Waterbucks are large antelopes. They are found in two groups occurring as two different species. According to the African myth the meat of the Waterbuck is not edible because of the unpleasant odor produced by their sweat glands.
Waterbuck can be divided into two separate groups who often interbreed when they come in the range of contact and they have their own characteristic identification sign. The first group is Defassa waterbuck who carry a white rump patch. The second is the Ellipsen waterbuck who carry a white ellipse shaped ring on the rump which extends above the tail.
Height: A Waterbuck stands up to a height of 120 to 130 centimeters.
Weight: Female Waterbucks weigh around 160-200 kg. and males weigh about 200-300 kg.
Body: Waterbucks are large creatures, having straight backs with shaggy and coarse coats. Males have sharp pointed horns which have ring like features and curved upwards and backwards. Females do not have horns and are therefore easily recognizable.
Color: The hue of their fur ranges from grayish brown to reddish brown which gets darker as they get older. The lower part of the legs has a black tone with white rings above hooves.
Picture 1 – Waterbuck
Head: Waterbucks have large rounded ears. There are white patches present above their eyes, around nose, mouth and on the throat.
The Waterbucks have certain special behavioral characteristics.
Waterbucks are generally more active in the morning, afternoon and evening.
Territorial males usually defend large areas near water bodies, or streams throughout the year.
The Waterbucks are gregarious by nature and live in a herd of 5-30 which is usually headed by an old bull.
The young males tend to form independent groups.
Waterbucks, if threatened, will take shelter in shallow water or hide themselves in reeds up to the nose.
The males may attack humans when injured.
Waterbucks freely associate with impala and other antelopes.
Males of this species maintain their territories that stretch over three hundred acres during their prime years but they often lose them before the age of ten.
During mating season the males try to hold females when they wander through their territories for mating.

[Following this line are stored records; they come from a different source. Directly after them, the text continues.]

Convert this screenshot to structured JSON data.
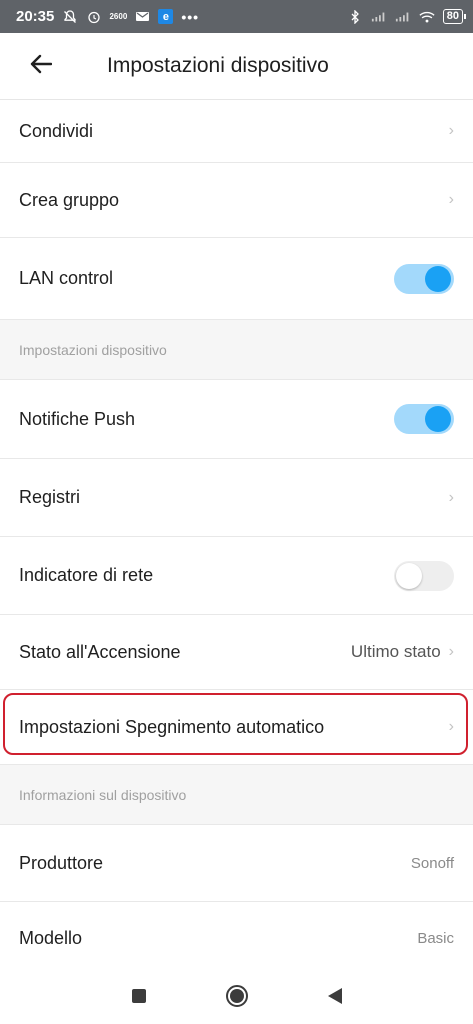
{
  "status_bar": {
    "time": "20:35",
    "data_speed": "2600",
    "notification_letter": "e",
    "more": "•••",
    "battery": "80"
  },
  "header": {
    "title": "Impostazioni dispositivo"
  },
  "rows_top": [
    {
      "label": "Condividi"
    },
    {
      "label": "Crea gruppo"
    },
    {
      "label": "LAN control",
      "toggle": "on"
    }
  ],
  "section_device": "Impostazioni dispositivo",
  "rows_device": [
    {
      "label": "Notifiche Push",
      "toggle": "on"
    },
    {
      "label": "Registri"
    },
    {
      "label": "Indicatore di rete",
      "toggle": "off"
    },
    {
      "label": "Stato all'Accensione",
      "value": "Ultimo stato"
    },
    {
      "label": "Impostazioni Spegnimento automatico"
    }
  ],
  "section_info": "Informazioni sul dispositivo",
  "rows_info": [
    {
      "label": "Produttore",
      "value": "Sonoff"
    },
    {
      "label": "Modello",
      "value": "Basic"
    }
  ],
  "colors": {
    "accent": "#1aa1f4",
    "toggle_track_on": "#a3d9fb",
    "highlight_border": "#d0202e"
  },
  "icons": {
    "back": "arrow-left-icon",
    "chevron": "chevron-right-icon"
  }
}
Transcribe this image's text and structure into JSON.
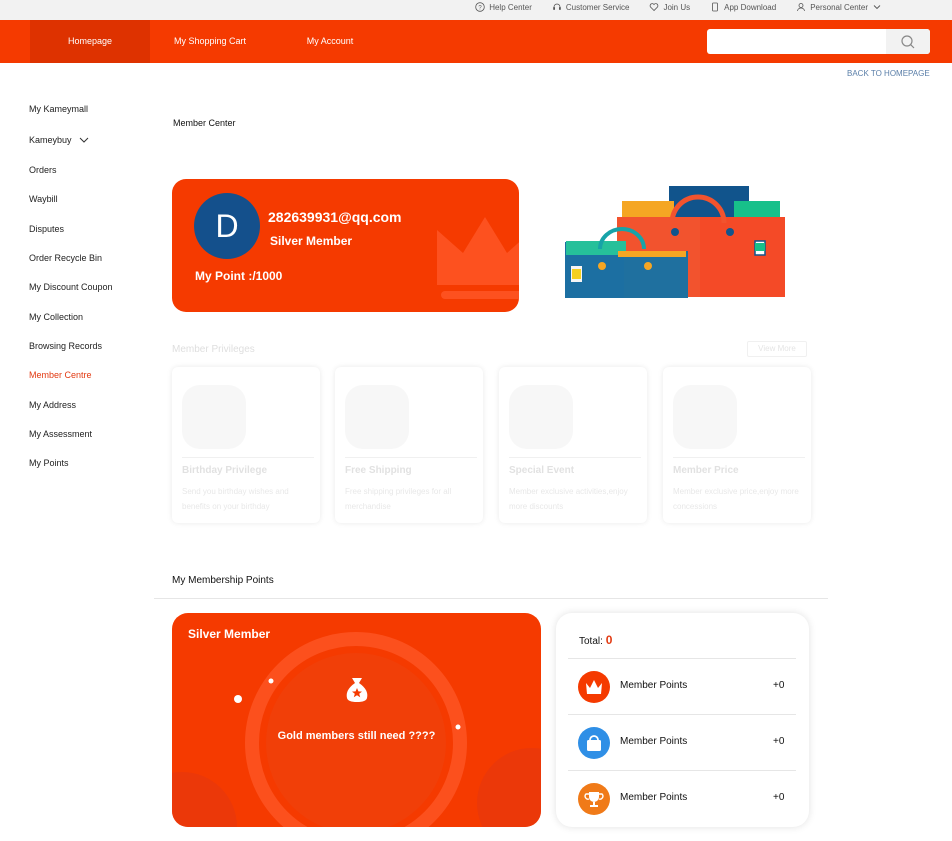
{
  "topbar": {
    "links": [
      {
        "label": "Help Center",
        "icon": "help-icon"
      },
      {
        "label": "Customer Service",
        "icon": "headset-icon"
      },
      {
        "label": "Join Us",
        "icon": "heart-icon"
      },
      {
        "label": "App Download",
        "icon": "phone-icon"
      },
      {
        "label": "Personal Center",
        "icon": "user-icon"
      }
    ]
  },
  "nav": {
    "home": "Homepage",
    "cart": "My Shopping Cart",
    "account": "My Account",
    "search_placeholder": ""
  },
  "back_link": "BACK TO HOMEPAGE",
  "sidebar": {
    "items": [
      {
        "label": "My Kameymall"
      },
      {
        "label": "Kameybuy"
      },
      {
        "label": "Orders"
      },
      {
        "label": "Waybill"
      },
      {
        "label": "Disputes"
      },
      {
        "label": "Order Recycle Bin"
      },
      {
        "label": "My Discount Coupon"
      },
      {
        "label": "My Collection"
      },
      {
        "label": "Browsing Records"
      },
      {
        "label": "Member Centre"
      },
      {
        "label": "My Address"
      },
      {
        "label": "My Assessment"
      },
      {
        "label": "My Points"
      }
    ],
    "active_color": "#e23a12"
  },
  "member_center": {
    "title": "Member Center",
    "avatar_letter": "D",
    "email": "282639931@qq.com",
    "level": "Silver Member",
    "points": "My Point :/1000"
  },
  "privileges": {
    "title": "Member Privileges",
    "view_more": "View More",
    "items": [
      {
        "name": "Birthday Privilege",
        "desc": "Send you birthday wishes and benefits on your birthday"
      },
      {
        "name": "Free Shipping",
        "desc": "Free shipping privileges for all merchandise"
      },
      {
        "name": "Special Event",
        "desc": "Member exclusive activities,enjoy more discounts"
      },
      {
        "name": "Member Price",
        "desc": "Member exclusive price,enjoy more concessions"
      }
    ]
  },
  "membership_points": {
    "title": "My Membership Points",
    "card_level": "Silver Member",
    "card_text": "Gold members still need ????",
    "total_label": "Total:",
    "total_value": "0",
    "rows": [
      {
        "name": "Member Points",
        "value": "+0",
        "icon": "crown-icon",
        "color": "#f53a00"
      },
      {
        "name": "Member Points",
        "value": "+0",
        "icon": "bag-icon",
        "color": "#2f8fe6"
      },
      {
        "name": "Member Points",
        "value": "+0",
        "icon": "trophy-icon",
        "color": "#f07a18"
      }
    ]
  },
  "colors": {
    "brand": "#f53a00",
    "nav_active": "#de3200"
  }
}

The Waterbuck graze on a wide variety of grasses which are high in protein. When green grass is scarce they feed on fruits, reeds and rushes. Also, they drink plenty of water in unusually large amounts.
Waterbucks are found widely in Sub-Saharan Africa. The first group, Defassa waterbuck, is found in western part of Gregory, starting from Ethiopia to Senegal and towards Zambia in the south. The second group known as Ellipsen waterbuck is mostly found in south eastern Africa which spreads to Gregory rift and Botswana.
They mostly stay near water bodies due to the huge demands of water in their body. They can also be found in grasslands as a wide variety of grasses are a part of their diet. Thus, they are mostly found in savanna and woodland habitats.
Waterbucks are threatened mainly by carnivores like hyenas, leopards, cheetahs, lions, hunting dogs and crocodiles.
Picture 2 – Waterbuck Image
The Waterbucks have few adaptive features which help them to survive in their own environment.
Since they spend most of their time in water, they have long stranded hairs which are made waterproof by the skin glands. The hair is covered by a thin tar like grease which carries turpentine like smell.
The flesh of the Waterbucks is tough, stringy, musty-scented and rank. Therefore, predators usually avoid eating them.
Breeding among Waterbucks is carried out throughout the year since food is always available for young ones. However, mating activities reach a peak during winter. Near the equator the breeding is more perennial.
Female waterbucks reach maturity at the age of three years. Males get matured at the age of six years. Males are highly polygamous and guard the herd of females from other males. The gestation period lasts over eight months. At the end of the gestation period a single offspring is born.
The young offspring, after birth, hides in the vegetation for the first two weeks. After this, the young one follows its mother into the herd. At the age of six months, the young one is weaned.
The life span of Waterbucks in wildlife is up to 18 years. If held in captive they live up to 30 years.
The Waterbuck is listed in the Least Concern by IUCN which means they are not yet endangered.
Here are a few interesting information about Waterbucks.
The young waterbucks have a five minutes suckling session during which they are cleaned by their mothers so that no odor is left on their body for predators to attack.
Female Waterbucks are more attached to lands, than males. It is in a male’s favor to have a larger territory in order to come in contact with females.
The Waterbuck, as its name suggests though, is not an aquatic animal at all.
The Waterbucks are seldom attacked by predators due to their foul smelling flesh. Their sweat glands produce an unpleasant odor which predators do not like.